H-PRC is the H-Net presence of the PRC History Group, a network of scholars with interests in the history of the People’s Republic of China.  We define history broadly, to encompass a wide variety of disciplinary approaches, and we understand the history of the PRC to include eras prior to the official change of state power in 1949.

Recent Discussions

2019-2020 Woodrow Wilson International Center for Scholars' Fellowships

The Woodrow Wilson International Center for Scholars is announcing the opening of its 2019-2020 Fellowship competition. The Center, located in the heart of Washington, DC, awards approximately 15-20 academic year residential fellowships to academics, practitioners, journalists, former public officials, and independent experts from any country with outstanding project proposals on global issues.

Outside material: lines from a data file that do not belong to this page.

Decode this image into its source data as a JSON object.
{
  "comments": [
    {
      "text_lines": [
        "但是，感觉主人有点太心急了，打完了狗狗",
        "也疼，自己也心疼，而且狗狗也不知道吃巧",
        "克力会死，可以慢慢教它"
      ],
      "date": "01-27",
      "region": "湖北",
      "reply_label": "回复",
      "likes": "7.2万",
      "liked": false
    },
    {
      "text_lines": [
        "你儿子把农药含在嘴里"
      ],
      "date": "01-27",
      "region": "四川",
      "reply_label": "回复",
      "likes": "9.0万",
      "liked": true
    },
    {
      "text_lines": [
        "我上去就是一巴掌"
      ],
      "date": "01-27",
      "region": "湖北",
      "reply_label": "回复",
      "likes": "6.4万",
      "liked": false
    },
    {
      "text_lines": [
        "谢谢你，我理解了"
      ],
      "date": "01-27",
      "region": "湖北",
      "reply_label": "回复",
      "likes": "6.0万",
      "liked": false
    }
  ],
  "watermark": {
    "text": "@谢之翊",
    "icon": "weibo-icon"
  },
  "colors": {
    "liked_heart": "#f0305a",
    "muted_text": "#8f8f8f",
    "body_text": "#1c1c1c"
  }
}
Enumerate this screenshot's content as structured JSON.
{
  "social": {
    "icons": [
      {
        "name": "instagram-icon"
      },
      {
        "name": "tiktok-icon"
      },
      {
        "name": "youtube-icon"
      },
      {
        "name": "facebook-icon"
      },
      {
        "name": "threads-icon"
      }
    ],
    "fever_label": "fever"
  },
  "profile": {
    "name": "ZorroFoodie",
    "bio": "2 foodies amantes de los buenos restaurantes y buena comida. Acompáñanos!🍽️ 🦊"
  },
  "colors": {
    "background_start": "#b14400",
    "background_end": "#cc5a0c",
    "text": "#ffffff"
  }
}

The Center welcomes policy-relevant proposals which complement the Center's programming priorities.

Summer Reading?

I am a Mao magpie and have recently acquired a palimpsesty object:

a 1954 PLA Condolence Handbook that was given to someone in Nanjing “分开了8年,今天相逢。叙述骨肉情” in April 1957. The book remained unused until 1964 when a diary was begun.

There are sporadic, often lengthy, entries from 1964.2.29 to 1966.11.17 covering 86 closely written pages. There is one entry dated 1970 and a final one in 1986, which may be associated with some very minor redactions on a few of the earlier pages.

First issue of PRC History Review Book Review Series

The PRC History Group is pleased to announce the first issue in the PRC History Review Book Review Series. Spencer Stewart reviews Sigrid Schmalzer's Red Revolution, Green Revolution: Scientific Farming in Socialist China (University of Chicago Press, 2016), with a response from the author. http://prchistory.org/prc-history-review/  


Member publication: Who’s Afraid of Confucius?

Dear H-PRC: I have a new contribution coming out on the Confucius Institutes: 

Fiskesjö, Magnus. Who’s Afraid of Confucius? Fear, Encompassment, and the Global Debates over the Confucius Institutes.

In: Yellow Perils: China Narratives in the Contemporary World, ed. Franck Billé and Sören Urbansky. Honolulu: University of Hawaii Press, 2018, pp. 221-245. 

The book will come out very soon, this month or next, it is already listed: http://www.uhpress.hawaii.edu/p-9993-9780824875794.aspx